In a response in my earlier article, The Smart Grid Needs to Get Smart About Security, Niall McShane, a smart-grid consultant commented: "We need to start the process of re-architecting the grid into smaller, localized micro-grids that are loosely coupled in a federation to help balance supply and demand across wider geographic areas which can also island from the macro-grid to prevent the propagation of faults. In this way we move from a single large target that can be attacked and that will then propagate the fault throughout the network to a large number of much smaller targets."
While micro-grids offer physical network security, a new awareness of the importance of layer 2 security is becoming recognized. Strong security encryption must reside at the layer 2 network level when you are collecting two-way digital information from the smart-grid network edge. Whether you are protecting personal information from the home or stopping potential grid-network access from the network home gateway, layer 2 is where this security must reside. There are also additional advantages of security mobility and scalability that can only be offered at the layer 2 level.

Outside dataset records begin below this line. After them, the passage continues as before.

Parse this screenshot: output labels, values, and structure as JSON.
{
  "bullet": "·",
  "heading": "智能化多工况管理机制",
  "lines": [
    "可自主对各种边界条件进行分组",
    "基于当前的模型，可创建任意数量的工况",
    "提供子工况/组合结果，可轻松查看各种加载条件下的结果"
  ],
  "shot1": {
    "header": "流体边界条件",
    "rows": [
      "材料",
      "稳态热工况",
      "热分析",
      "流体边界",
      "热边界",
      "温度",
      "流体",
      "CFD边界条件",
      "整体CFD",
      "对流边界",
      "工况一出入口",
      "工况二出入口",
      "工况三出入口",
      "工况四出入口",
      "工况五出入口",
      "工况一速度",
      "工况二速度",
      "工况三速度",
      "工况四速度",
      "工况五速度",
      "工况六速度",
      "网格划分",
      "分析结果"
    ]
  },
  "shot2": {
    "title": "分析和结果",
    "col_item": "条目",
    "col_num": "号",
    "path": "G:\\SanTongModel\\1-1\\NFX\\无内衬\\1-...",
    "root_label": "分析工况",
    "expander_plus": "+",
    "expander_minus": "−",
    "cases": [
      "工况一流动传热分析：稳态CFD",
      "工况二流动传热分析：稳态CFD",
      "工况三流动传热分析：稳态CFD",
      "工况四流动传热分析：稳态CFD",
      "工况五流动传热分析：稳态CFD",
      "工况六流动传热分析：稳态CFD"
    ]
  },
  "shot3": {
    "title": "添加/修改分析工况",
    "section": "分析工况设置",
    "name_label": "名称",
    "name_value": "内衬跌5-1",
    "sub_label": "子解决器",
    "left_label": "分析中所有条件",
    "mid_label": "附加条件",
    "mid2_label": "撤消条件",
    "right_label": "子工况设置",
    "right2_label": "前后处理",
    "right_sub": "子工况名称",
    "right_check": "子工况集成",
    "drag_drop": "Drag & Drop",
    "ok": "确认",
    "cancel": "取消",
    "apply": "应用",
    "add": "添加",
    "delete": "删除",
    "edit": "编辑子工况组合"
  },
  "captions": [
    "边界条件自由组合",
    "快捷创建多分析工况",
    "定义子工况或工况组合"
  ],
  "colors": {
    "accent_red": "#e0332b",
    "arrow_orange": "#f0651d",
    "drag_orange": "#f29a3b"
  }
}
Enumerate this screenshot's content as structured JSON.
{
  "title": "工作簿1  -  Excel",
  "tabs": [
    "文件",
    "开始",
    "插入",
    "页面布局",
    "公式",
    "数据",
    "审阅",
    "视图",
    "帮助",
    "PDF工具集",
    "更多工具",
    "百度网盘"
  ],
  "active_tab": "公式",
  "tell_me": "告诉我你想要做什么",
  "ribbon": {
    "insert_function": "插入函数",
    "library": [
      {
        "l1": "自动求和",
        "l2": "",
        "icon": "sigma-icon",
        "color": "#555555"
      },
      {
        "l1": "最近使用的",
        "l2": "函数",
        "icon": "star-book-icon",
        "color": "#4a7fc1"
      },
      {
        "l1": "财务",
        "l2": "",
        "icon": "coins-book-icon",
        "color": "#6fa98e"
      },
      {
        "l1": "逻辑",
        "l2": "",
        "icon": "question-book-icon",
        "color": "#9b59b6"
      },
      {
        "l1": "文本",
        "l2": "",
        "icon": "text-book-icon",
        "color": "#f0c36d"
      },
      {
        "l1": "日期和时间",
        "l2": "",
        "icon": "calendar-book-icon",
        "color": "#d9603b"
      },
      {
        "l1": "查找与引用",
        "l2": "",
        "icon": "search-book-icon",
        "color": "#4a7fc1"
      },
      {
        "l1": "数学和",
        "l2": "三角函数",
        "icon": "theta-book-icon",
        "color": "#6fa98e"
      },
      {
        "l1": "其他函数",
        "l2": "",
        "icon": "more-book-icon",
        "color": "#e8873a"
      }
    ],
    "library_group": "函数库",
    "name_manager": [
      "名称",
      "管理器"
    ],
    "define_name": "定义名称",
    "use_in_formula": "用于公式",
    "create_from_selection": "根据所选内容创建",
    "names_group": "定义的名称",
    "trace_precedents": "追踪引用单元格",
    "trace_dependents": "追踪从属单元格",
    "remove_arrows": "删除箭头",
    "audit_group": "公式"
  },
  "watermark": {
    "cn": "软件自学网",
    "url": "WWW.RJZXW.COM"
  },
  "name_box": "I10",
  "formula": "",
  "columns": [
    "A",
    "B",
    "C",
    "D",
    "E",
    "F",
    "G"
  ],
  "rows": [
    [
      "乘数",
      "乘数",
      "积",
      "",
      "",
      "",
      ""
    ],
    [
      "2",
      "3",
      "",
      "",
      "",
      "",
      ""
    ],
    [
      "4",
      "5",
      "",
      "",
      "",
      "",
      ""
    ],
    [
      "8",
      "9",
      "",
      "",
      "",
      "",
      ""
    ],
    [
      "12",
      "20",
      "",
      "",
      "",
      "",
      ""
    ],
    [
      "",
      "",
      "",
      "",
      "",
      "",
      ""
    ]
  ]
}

These important layer 2 features have also been documented in a recent white paper Portland: A Scalable Fault-Tolerant Layer 2. Just like the WWII soldiers were sometimes connected and sometimes not connected to the communication command center, smart-grid edge applications will need to securely and independently migrate applications, computation and storage into local data centers spread across the smart-grid edge. With all this intelligence being gathered, encryption latency also becomes an issue. In a recent white paper from the Rochester Institute of Technology addressing latency testing, layer 2 encryption out-performed the layer 3 latency adding more advantages to targeting security at the layer 2 level.
The 802.1AE standard was designed to protect data in transit on a hop-by-hop basis (see Information Week article, New Protocols Secure Layer 2), ensuring that the frames are not altered between Layer 2 devices such as switches, routers and hosts. 802.1AE isn't a replacement for Layer 3 security but does ensure that frames are protected from eavesdropping and manipulation at Layer 2 between peers. All traffic passing between two switches is protected using the same security parameters.

There are companies recognizing the importance of layer 2 security with impressive orders starting to come in. Marvell shipped more than 1 million ports of 1GE and 10GE link processors powered by first-generation Marvell LinkCrypt technology. Designed to merge Media Access Control (MAC) layer security functions into the Ethernet physical layer, LinkCrypt plays a key role in the integration of standards-compliant security solutions to expand the security perimeter in enterprise, data center, metropolitan networks and 3G/4G cellular infrastructures.
Cities, counties and even atomic plants are working with companies like TLC-Chamonix adding end-to-end security to their networks. Their premier FIPS 140-2 validated software-based solution is being used to protect wireless networks at the Layer 2 level while also offering the only Mesh-certified software solution. With DOD installations in place, TLC-Chamonix is finding that DOE and Government FIPS 140-2 mandates are requiring higher security levels over many enterprise, local, county and critical network infrastructures. Rather than embedded chip sets, TLC-Chamonix offers a vendor-agnostic software solution across a variety of network equipment and platforms.
From today’s smart-grid breaches to tomorrow’s smart-grid needs, security requirements all seem to be pointing to layer 2 and micro-grids network topologies. Maybe today’s smart-grid security problems can open the door to a complete new set of cyber-security platforms. With billions released to build the smart grid, we should immediately focus the funds and expertise to securing the critical infrastructure of our nation's power grid. Let’s make Smart Grid security the ground zero of cyber security.

Larry Karisny is the director of Project and a consultant supporting local wireless broadband, smart grid, transportation and security platforms.